What Is an Interchange Rate?
An interchange rate is a fee that a merchant is required to pay with every credit card and debit card transaction. Also known as "swipe fees," financial companies charge this fee in return for accepting the credit risk and handling charges inherent in credit card transactions.
Interchange rates are set by the credit card companies and revised periodically. As of early 2020, the average interchange rate for a credit card transaction was 1.81% while a debit card transaction had a rate of 0.3%.
- Interchange rates are a per-swipe fee charged by banks to merchants using credit or debit cards.
- The fee is justified as a buffer against the credit risk of consumers who borrow to make these purchases that financial companies become exposed to.
- The fee usually takes the form of a small percentage of the overall transaction amount, and is currently higher for credit than debit cards to account for the additional risk of a credit transaction.
Understanding the Interchange Rate
The interchange rate is calculated based on authorization costs, losses due to fraud and credit, and the average bank cost of funds.
For credit card transactions, this rate is also called the issuer's reimbursement fee. In this case, the fee is usually paid by the merchant bank accepting the draft to the bank that issued the card. This bank, in turn, passes the fee on to the cardholder.
(For more on this topic, see: The Truth About Credit Card Swipe Fees)
How Interchange Rates Are Determined
Interchange rates are set by credit card companies such as Visa, MasterCard, Discover, and American Express. With Visa and MasterCard, the rate is set on a semiannual basis, usually in April and then in October. Other credit card companies might set their rates annually.

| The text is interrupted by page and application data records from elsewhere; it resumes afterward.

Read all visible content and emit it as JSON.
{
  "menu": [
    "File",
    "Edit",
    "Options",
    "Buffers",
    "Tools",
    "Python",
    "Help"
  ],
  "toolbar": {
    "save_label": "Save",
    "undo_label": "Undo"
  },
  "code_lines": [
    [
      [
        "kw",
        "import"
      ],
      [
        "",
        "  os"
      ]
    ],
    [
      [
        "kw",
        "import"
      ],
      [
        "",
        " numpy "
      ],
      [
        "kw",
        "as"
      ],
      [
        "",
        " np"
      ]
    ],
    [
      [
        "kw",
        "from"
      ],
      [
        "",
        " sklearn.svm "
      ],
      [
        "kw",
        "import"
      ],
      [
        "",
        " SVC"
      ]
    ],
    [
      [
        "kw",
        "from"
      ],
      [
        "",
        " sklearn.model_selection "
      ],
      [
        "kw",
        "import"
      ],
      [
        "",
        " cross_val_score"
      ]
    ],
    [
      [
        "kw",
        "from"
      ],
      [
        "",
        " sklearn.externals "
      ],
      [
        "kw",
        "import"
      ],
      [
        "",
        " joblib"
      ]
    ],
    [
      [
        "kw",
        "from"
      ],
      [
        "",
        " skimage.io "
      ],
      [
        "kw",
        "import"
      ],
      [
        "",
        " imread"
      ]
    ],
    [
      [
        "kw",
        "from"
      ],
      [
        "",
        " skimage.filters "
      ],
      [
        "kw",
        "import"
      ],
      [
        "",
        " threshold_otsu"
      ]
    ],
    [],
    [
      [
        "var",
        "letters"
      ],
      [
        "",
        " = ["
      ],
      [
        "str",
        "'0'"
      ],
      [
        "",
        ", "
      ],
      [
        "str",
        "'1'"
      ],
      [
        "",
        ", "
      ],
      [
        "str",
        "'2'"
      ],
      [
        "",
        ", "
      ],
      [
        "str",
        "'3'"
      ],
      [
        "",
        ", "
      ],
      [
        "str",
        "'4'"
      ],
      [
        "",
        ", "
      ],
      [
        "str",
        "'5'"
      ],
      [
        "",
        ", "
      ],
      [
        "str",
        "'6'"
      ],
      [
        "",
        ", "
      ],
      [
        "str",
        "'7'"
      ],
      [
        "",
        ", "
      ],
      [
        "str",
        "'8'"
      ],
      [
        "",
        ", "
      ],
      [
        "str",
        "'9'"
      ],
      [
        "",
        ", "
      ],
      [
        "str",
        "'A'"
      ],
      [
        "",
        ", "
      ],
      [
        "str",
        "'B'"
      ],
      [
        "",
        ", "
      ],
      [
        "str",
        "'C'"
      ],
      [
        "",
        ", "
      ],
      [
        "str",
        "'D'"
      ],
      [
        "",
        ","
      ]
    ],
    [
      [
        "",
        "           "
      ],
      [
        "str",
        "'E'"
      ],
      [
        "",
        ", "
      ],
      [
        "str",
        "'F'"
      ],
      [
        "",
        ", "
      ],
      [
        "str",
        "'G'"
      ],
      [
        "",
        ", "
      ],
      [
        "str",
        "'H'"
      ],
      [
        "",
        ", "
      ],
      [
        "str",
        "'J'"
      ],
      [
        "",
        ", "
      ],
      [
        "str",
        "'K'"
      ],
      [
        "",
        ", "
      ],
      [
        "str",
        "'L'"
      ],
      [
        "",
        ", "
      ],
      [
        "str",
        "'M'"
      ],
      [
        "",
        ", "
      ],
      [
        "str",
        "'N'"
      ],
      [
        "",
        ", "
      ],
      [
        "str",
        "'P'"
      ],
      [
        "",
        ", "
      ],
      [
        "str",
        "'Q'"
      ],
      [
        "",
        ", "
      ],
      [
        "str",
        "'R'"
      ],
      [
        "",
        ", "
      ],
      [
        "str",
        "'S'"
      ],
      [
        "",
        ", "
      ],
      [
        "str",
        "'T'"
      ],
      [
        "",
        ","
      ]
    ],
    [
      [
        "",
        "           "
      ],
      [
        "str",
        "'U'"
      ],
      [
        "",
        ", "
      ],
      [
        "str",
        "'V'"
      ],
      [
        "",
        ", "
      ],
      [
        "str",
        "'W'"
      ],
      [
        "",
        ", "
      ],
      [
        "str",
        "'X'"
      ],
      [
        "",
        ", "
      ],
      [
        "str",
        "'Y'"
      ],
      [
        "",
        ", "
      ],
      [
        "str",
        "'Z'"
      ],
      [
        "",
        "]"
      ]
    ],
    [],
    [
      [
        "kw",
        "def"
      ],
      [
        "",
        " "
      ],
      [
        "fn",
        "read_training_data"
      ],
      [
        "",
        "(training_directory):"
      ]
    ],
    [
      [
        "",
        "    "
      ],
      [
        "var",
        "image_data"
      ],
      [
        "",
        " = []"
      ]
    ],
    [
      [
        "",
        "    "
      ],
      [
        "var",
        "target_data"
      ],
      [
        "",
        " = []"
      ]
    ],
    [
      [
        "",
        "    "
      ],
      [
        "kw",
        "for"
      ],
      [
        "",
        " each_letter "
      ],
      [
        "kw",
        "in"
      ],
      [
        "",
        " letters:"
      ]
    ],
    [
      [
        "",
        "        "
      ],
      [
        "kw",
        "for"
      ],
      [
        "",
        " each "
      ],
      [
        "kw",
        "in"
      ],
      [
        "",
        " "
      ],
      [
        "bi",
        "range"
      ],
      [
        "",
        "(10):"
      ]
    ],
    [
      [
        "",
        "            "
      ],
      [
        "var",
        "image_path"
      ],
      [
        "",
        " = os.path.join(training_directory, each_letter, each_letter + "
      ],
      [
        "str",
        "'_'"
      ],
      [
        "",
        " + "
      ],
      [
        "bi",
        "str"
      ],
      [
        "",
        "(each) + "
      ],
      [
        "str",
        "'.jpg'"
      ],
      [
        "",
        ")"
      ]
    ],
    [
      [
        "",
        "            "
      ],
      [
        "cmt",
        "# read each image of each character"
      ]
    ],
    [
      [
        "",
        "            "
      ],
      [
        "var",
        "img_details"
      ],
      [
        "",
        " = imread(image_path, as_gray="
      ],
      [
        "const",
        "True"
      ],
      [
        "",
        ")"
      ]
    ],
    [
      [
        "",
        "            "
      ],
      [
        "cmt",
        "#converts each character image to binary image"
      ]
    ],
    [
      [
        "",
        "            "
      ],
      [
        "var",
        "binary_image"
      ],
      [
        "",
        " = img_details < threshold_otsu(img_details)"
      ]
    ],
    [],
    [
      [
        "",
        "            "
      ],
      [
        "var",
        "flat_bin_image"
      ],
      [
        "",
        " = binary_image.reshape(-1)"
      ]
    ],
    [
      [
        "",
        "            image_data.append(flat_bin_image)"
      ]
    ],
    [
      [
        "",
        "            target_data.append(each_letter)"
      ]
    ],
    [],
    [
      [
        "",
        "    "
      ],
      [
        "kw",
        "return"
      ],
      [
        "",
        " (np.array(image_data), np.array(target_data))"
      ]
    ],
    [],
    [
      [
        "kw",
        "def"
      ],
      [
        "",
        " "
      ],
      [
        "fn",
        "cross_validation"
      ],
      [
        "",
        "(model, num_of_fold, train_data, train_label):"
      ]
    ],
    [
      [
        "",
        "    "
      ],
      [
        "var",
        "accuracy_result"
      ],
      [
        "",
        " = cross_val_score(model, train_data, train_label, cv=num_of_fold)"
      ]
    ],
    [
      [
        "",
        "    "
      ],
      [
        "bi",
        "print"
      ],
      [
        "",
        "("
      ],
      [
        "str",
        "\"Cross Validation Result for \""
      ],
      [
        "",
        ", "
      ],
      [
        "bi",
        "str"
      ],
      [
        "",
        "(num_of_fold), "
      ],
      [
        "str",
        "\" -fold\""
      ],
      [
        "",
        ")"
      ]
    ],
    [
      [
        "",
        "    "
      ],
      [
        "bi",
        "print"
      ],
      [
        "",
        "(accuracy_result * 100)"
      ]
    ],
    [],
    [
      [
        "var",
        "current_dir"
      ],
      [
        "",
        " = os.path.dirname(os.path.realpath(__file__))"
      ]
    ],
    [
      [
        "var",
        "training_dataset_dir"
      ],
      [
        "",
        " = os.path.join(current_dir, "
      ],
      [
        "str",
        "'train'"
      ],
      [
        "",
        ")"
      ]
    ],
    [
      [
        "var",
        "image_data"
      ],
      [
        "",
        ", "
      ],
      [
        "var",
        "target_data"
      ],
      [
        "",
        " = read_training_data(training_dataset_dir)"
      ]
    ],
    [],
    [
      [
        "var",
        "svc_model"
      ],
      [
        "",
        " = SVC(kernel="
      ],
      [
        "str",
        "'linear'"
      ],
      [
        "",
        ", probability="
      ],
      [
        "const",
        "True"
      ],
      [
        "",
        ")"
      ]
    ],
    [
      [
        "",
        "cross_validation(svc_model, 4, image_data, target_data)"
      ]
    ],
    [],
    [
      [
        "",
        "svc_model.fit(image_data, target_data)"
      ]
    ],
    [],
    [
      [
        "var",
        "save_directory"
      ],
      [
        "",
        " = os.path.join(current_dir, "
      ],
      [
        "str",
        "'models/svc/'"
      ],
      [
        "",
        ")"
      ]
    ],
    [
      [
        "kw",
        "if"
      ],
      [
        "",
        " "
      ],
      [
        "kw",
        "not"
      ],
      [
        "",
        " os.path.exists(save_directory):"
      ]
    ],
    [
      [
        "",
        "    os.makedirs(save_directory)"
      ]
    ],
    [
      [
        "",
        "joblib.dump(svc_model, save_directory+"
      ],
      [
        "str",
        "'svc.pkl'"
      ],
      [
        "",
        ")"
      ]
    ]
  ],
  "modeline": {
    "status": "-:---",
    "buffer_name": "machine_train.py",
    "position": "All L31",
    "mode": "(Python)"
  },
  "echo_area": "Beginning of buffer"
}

Each credit card company sets its interchange rates, but the fees are paid by every merchant bank or institution that conducts a transaction with a cardholding consumer. In addition to the interchange rate, credit card processing companies might include another fee that is passed along to retailers as part of their processing fees.
Different types of cards that come from the same credit card company may be assigned different interchange rates. How the transaction is completed can also influence the rate that is charged. For example, a purchase completed with a swipe of a Visa debit card at a retail location will have a different interchange rate than if a retailer does not have the Visa debit card present and the information must be keyed in. A prepaid debit card would have a different rate than a business credit card. The size of the retailer or business can also affect the rate as larger companies may able to negotiate for lower rates with the credit card companies.
The interchange rate is usually expressed as a percentage of the transaction, plus a flat fee that might be as much as 30 cents. Even higher fees may be incurred dependent on the type of transaction. Retailers are not the only ones who face charges from interchange rates. Almost any entity that accepts credit or debit card payments will see such fees. This can even include charities that accept donations via debit or credit.
Interchange Fee Regulation
The Durbin Amendment is a part of the Dodd-Frank Wall Street Reform and Consumer Protection Act that limits transaction fees imposed upon merchants by debit card issuers. The amendment, named after U.S. Sen. Richard J. Durbin and introduced in 2010, proposed to restrict these interchange fees, which averaged 44 cents per transaction based on 1% to 3% of the transaction amount, to 12 cents per transaction for banks with $10 billion or more in assets.
The amendment was based on the belief that interchange fees were not reasonable and proportional to card issuers' costs. When the bill became law in 2010, interchange fees were capped at 21 cents per transaction plus 5% of the transaction amount. Some banks implemented new fees and eliminated free services in an attempt to offset their interchange fee revenue losses.